CIA agent Henry Fields (Donald Sutherland - A Time to Kill) has become obsessed with getting terrorist Carlos the Jackal ever (Aidan Quinn) since 1974 when Carlos personally humiliated him in Paris. 12 years later and he is presented with a unique opportunity when agents in Jerusalem arrest Lt. Cmdr. Annibal Ramirez (Aidan Quinn - Legends of the Fall) of the US Navy as he is a dead ringer for Carlos. After refusing to take no for an answer and taking him to see a victim of one of Carlos's terrorist attacks persuades him to help. Weeks of gruelling training go by to make Annibal act and think in the same way as Carlos in preparation for the master plan.
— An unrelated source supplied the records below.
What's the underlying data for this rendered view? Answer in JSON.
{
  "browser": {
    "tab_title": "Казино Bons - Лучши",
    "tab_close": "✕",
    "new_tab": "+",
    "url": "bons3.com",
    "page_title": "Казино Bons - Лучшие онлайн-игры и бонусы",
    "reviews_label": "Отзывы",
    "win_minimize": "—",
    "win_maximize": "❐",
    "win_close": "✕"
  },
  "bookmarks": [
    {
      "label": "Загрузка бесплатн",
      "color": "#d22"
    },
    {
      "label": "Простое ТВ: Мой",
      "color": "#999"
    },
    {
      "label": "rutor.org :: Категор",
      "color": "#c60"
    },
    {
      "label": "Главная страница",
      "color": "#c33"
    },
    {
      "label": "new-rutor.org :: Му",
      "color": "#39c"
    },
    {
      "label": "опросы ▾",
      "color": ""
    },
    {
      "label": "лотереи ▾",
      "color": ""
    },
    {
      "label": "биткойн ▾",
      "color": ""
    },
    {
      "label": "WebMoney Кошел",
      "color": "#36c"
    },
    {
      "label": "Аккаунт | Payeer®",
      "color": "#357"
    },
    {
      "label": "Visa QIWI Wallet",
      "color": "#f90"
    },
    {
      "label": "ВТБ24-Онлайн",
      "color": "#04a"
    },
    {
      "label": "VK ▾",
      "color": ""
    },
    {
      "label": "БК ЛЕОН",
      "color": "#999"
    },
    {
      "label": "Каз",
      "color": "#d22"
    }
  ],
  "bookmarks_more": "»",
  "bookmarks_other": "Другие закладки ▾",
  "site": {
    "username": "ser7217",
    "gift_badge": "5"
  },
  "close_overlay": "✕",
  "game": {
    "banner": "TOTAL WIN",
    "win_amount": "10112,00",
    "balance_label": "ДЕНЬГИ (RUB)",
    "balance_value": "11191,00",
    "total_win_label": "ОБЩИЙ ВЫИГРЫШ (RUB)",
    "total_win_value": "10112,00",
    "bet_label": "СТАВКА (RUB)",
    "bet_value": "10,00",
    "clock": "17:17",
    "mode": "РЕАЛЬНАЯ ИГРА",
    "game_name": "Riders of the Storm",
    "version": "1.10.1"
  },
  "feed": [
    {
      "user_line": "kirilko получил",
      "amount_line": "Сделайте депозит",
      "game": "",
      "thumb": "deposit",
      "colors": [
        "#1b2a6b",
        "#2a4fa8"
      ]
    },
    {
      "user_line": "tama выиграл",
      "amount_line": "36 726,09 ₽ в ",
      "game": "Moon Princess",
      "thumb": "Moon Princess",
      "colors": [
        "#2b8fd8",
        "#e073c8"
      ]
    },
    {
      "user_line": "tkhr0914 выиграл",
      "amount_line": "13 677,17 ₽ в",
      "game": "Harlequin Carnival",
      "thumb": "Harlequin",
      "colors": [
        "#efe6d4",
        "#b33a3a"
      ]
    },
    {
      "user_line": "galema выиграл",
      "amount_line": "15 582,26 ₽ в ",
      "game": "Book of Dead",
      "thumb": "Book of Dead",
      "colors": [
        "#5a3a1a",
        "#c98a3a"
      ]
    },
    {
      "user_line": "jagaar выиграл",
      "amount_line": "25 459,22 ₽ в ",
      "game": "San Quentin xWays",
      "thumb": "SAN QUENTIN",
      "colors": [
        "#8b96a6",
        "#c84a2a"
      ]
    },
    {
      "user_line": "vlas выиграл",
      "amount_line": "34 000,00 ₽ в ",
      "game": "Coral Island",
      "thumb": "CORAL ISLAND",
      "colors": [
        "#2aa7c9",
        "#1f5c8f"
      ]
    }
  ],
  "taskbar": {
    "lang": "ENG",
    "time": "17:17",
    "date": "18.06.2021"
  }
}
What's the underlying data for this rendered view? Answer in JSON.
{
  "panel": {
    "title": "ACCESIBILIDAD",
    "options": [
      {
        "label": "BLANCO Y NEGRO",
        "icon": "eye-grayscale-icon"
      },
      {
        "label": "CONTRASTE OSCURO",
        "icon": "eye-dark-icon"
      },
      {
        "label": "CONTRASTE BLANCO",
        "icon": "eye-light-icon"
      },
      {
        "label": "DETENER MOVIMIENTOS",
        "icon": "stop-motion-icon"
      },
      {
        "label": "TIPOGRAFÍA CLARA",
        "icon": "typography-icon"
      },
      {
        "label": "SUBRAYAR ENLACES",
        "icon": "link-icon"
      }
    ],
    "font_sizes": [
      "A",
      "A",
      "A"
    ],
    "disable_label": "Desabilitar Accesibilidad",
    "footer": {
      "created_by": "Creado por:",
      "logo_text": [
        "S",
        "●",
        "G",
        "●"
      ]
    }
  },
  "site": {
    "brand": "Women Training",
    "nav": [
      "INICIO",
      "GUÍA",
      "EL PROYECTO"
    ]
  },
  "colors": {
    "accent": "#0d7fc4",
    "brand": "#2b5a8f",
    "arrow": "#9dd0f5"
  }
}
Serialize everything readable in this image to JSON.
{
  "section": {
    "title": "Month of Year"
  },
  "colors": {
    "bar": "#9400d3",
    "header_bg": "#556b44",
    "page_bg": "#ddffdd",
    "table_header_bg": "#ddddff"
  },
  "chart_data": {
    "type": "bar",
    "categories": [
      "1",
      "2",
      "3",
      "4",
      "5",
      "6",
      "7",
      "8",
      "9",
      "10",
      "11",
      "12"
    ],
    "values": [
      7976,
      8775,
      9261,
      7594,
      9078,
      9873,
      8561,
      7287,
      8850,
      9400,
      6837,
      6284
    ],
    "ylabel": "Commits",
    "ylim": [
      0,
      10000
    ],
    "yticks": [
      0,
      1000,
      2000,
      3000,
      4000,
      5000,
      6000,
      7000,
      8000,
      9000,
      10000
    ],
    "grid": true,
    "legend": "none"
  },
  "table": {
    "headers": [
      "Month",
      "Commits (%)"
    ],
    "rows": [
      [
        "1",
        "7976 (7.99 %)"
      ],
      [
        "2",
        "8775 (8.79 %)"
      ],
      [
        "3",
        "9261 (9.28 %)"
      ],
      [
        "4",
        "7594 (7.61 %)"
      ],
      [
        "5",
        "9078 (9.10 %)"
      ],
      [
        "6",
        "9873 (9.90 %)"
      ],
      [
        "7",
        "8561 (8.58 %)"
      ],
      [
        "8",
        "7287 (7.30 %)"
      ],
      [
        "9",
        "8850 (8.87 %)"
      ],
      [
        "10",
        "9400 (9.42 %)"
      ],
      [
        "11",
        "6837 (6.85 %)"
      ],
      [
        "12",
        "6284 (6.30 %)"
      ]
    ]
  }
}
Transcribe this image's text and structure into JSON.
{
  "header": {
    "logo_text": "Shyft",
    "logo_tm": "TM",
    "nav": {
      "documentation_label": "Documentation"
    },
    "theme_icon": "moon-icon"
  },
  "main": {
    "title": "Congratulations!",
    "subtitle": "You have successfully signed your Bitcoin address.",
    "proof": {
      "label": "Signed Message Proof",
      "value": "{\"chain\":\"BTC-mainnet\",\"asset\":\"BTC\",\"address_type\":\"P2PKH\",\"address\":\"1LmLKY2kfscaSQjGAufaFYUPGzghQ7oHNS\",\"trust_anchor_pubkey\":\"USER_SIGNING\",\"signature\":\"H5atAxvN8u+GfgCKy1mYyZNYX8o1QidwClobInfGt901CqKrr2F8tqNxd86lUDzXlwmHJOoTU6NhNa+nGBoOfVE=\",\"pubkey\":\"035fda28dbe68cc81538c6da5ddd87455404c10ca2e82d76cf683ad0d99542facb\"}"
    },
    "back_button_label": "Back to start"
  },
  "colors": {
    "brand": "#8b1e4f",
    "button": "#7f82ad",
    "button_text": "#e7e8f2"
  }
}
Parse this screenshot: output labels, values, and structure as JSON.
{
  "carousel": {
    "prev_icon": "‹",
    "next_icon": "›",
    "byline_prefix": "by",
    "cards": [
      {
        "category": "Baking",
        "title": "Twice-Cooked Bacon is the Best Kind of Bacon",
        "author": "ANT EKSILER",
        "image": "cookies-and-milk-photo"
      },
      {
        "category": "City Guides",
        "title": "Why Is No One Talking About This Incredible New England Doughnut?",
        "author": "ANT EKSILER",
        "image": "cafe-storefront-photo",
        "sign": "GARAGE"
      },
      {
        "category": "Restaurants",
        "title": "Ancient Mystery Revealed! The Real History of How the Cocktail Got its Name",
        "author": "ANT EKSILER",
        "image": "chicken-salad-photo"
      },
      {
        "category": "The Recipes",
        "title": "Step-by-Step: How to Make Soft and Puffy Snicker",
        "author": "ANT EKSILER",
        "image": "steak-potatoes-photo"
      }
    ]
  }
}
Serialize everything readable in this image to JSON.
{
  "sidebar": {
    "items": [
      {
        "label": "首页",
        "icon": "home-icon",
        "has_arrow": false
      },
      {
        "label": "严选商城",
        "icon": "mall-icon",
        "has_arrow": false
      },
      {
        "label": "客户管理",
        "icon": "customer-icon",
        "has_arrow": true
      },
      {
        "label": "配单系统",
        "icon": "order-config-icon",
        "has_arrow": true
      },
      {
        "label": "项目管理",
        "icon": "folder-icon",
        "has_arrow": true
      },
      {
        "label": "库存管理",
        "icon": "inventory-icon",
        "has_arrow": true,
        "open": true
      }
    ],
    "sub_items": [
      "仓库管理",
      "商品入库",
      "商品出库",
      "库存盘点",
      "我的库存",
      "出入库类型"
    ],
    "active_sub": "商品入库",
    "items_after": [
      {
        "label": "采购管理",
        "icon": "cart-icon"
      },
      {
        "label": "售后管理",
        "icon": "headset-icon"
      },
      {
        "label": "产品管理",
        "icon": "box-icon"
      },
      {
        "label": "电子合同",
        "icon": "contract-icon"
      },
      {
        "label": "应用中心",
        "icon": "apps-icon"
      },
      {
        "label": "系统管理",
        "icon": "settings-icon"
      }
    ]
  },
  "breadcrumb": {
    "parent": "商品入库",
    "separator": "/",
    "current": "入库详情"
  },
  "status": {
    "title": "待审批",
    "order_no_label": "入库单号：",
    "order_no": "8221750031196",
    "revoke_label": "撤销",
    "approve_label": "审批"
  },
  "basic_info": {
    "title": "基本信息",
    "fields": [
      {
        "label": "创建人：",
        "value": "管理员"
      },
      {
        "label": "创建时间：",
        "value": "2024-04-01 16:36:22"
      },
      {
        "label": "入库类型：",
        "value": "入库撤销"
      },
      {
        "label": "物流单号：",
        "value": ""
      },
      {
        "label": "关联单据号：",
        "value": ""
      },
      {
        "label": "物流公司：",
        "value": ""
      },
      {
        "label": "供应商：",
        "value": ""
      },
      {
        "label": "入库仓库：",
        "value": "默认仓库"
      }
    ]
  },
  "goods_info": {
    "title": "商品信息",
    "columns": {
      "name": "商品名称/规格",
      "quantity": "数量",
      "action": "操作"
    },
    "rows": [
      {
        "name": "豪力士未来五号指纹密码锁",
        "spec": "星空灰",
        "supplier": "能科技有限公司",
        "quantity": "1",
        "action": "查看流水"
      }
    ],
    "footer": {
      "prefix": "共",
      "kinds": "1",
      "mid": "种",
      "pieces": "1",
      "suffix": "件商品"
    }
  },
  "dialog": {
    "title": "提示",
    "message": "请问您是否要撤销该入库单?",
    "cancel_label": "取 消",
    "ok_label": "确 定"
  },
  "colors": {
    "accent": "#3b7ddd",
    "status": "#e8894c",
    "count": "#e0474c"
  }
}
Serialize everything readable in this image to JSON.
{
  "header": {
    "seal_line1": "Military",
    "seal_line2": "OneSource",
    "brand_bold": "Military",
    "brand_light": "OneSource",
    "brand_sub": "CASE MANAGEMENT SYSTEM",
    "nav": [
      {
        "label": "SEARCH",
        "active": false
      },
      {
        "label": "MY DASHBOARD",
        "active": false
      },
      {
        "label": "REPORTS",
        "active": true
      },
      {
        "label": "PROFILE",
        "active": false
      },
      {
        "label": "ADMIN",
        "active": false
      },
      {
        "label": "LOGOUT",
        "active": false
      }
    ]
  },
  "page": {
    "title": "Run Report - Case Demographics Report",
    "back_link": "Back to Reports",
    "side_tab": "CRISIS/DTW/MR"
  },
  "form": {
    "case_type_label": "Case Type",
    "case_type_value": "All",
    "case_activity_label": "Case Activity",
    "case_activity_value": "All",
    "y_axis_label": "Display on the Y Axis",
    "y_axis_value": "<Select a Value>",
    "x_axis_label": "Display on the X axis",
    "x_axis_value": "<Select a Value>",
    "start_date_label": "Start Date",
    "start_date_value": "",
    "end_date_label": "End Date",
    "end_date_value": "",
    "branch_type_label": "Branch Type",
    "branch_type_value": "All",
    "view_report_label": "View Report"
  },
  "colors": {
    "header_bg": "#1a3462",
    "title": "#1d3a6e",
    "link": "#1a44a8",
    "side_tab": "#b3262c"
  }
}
"The Assignment" starts with the sounds of a woman climaxing before we see her glistening naked body on a bed in a dirty looking room. That scene is a bit of a red herring because it lowers your expectations as any movie which starts with a sex scene must be desperate. Now there are more sex scenes further on in the movie including one where Ramirez finds himself having to bed one of Carlos's former lovers as part of his training but these are just minor moments in a movie more about the situation rather than the action.
What I mean by that is we see how first Henry gets to work on Ramirez in order to get him to agree to act as Carlos's double and then we see the training he has to go through. Now there is action in this but the action isn't the focus but what it is doing to Ramirez and why he needs to go through it and how when he starts to pretend to be Carlos he has to think on his feet. We also see how he has to observe the smallest of detail such as the wrong cigarette butt in the bin. It makes "The Assignment" a far more intelligent thriller but still one with enough action so that it never feels too wordy.
As for what happens well there are plenty of twists going on so that what initially seems straight forwards ends up much more interesting. As such "The Assignment" is the sort of movie you can't take your eyes off of for a minute in case you miss something, not that you want to especially with good performances throughout including those from Donald Sutherland and Aidan Quinn.
What this all boils down to is that "The Assignment" is the sort of thriller for those who want more than just action but still need the action to keep them entertained. And it has to be said that despite being over 15 years old it still stands up well to modern action thrillers with scenes which feel like they may have inspired the "Bourne" movies.